Woodfin explained that this policy didn’t come out of nowhere. His own experience with significant college debt has shaped his views.

For his undergraduate education, Woodfin attended Morehouse College, an all-male historically black college (HBCU) in Atlanta, where he served as the president of the Student Government Association his senior year.

Later, Woodfin would attend and graduate from Cumberland School of Law at Samford University.

Both Morehouse and Samford are private institutions. Undergraduate tuition at Morehouse is currently $27,038 per year. Law school tuition at Cumberland is now $42,390 per year.

“I was lucky to get fantastic educations from Morehouse College and Cumberland School of Law,” Woodfin said. “But that came with a cost. Like many folks, I continue to carry student loan debt from my time at those institutions.”

Woodfin explained that he hopes policies like the Birmingham Promise will prevent students from experiencing the burden of student loan debt.

“I’m committed to eliminating barriers to higher education, including those around cost,” he said. “I don’t want our students to have to worry about how they will be able to afford their education. That’s why I created Birmingham Promise.”

Woodfin outlined the reach the program has already achieved among city students.

“Birmingham Promise has helped over 400 BCS students attend the college or university of their choice so far — and about 600 more students are on track to participate in its second year of operation.”

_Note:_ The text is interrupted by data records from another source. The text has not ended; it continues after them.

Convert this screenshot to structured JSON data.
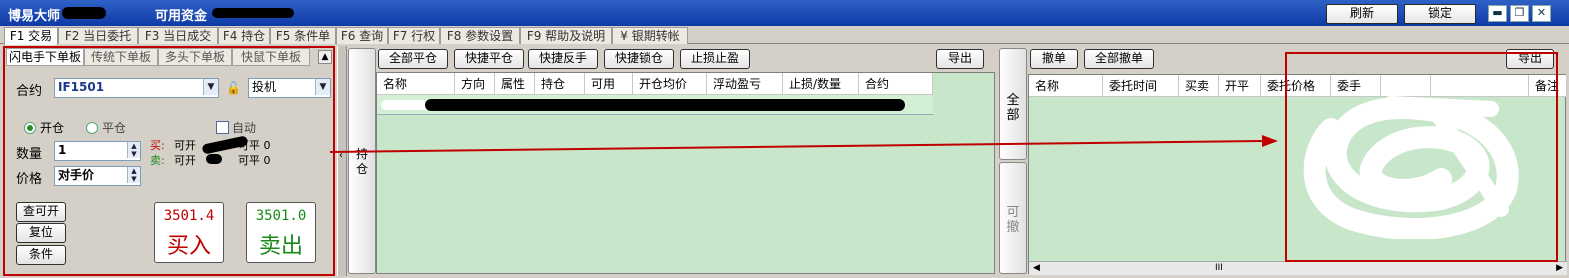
{
  "title": {
    "app_name": "博易大师",
    "funds_label": "可用资金",
    "refresh": "刷新",
    "lock": "锁定",
    "win_min": "▬",
    "win_restore": "❐",
    "win_close": "✕"
  },
  "tabs": [
    "F1 交易",
    "F2 当日委托",
    "F3 当日成交",
    "F4 持仓",
    "F5 条件单",
    "F6 查询",
    "F7 行权",
    "F8 参数设置",
    "F9 帮助及说明",
    "¥ 银期转帐"
  ],
  "order_panel": {
    "subtabs": [
      "闪电手下单板",
      "传统下单板",
      "多头下单板",
      "快鼠下单板"
    ],
    "contract_label": "合约",
    "contract_value": "IF1501",
    "hedge_value": "投机",
    "open_label": "开仓",
    "close_label": "平仓",
    "auto_label": "自动",
    "qty_label": "数量",
    "qty_value": "1",
    "price_label": "价格",
    "price_value": "对手价",
    "buy_info_prefix": "买:",
    "buy_info_text": "可开",
    "buy_close_text": "可平 0",
    "sell_info_prefix": "卖:",
    "sell_info_text": "可开",
    "sell_close_text": "可平 0",
    "query_open": "查可开",
    "reset": "复位",
    "condition": "条件",
    "buy_price": "3501.4",
    "buy_label": "买入",
    "sell_price": "3501.0",
    "sell_label": "卖出"
  },
  "positions": {
    "side_button": "持仓",
    "toolbar": [
      "全部平仓",
      "快捷平仓",
      "快捷反手",
      "快捷锁仓",
      "止损止盈"
    ],
    "export": "导出",
    "columns": [
      "名称",
      "方向",
      "属性",
      "持仓",
      "可用",
      "开仓均价",
      "浮动盈亏",
      "止损/数量",
      "合约"
    ]
  },
  "orders": {
    "side_all": "全部",
    "side_cancelable": "可撤",
    "toolbar": [
      "撤单",
      "全部撤单"
    ],
    "export": "导出",
    "columns": [
      "名称",
      "委托时间",
      "买卖",
      "开平",
      "委托价格",
      "委手",
      "",
      "",
      "备注"
    ],
    "scroll_mark": "III"
  },
  "colors": {
    "title_bg": "#1f4fb8",
    "grid_bg": "#c8e6c9",
    "annotation_red": "#c00000",
    "buy": "#c00000",
    "sell": "#1a8a1a"
  }
}
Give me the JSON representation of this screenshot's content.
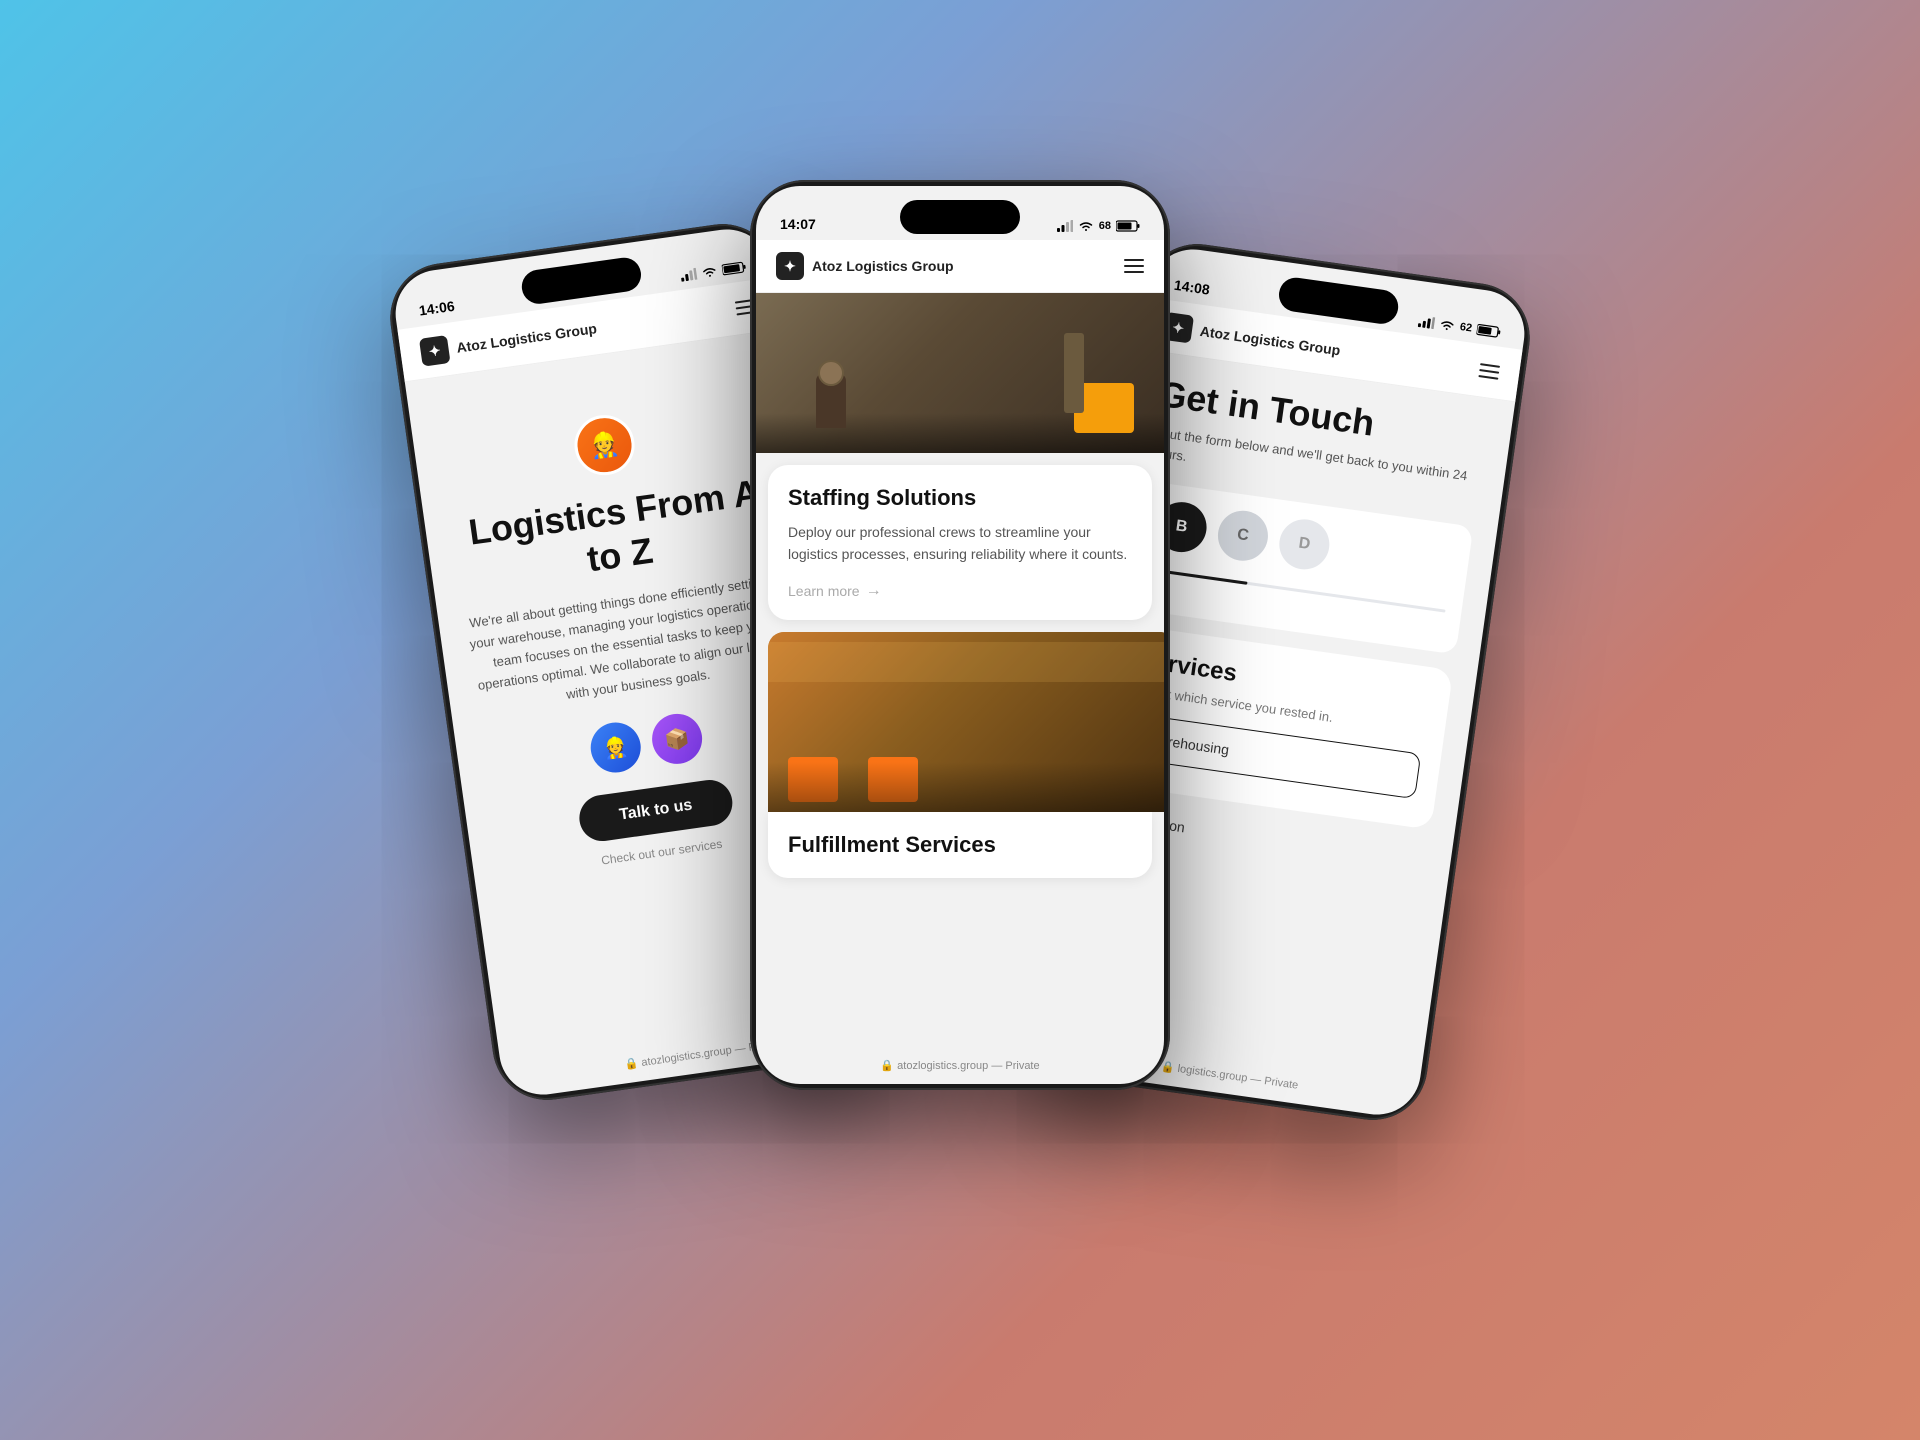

According to the city’s website, the Birmingham Promise would not pay for tuition at private institutions like those the mayor attended. Instead, “scholarships will help pay for college tuition and mandatory fees for up to four continuous years in public Alabama colleges.”

There have also historically been limits on how much the program will pay if a graduate did not attend Birmingham City Schools for every year of their K-12 schooling, although the city’s website says that “some of those details are still being worked out” in relation to these limits. Birmingham Promise’s website, which the city points students to for more information, does not elaborate on this limitation.

In addition to alleviating the burden of college debt, Woodfin also said that he sees the program as one that will help keep some of the city’s brightest minds here in the city.

“Every young person should have the opportunity to grow to their fullest potential right here in Birmingham. Unfortunately, we often lose our brightest minds and talent to other U.S. cities, as young people relocate in search of jobs and opportunities,” he said.

So-called “brain drain” is a significant problem in Alabama and in Birmingham specifically.

A report released by Building It Together, a coalition of public and private sector groups, showed that around 43% of college students and 53% of doctoral students do not stay in the area after they complete their studies, although some of this loss was to other regions within the state. The report says that Birmingham, in particular, loses around 360 people to other areas every year.

Woodfin hopes that the Birmingham Promise may reverse this trend.

“I chose to come back here after college and invest my skills, time and energy into the city I love,” he said. “I want everyone to be able to make that same bet on our collective future. By making sure our students can attend college without having to worry about the cost of tuition, I’m making sure Birmingham is a city where everyone can work, live and thrive.”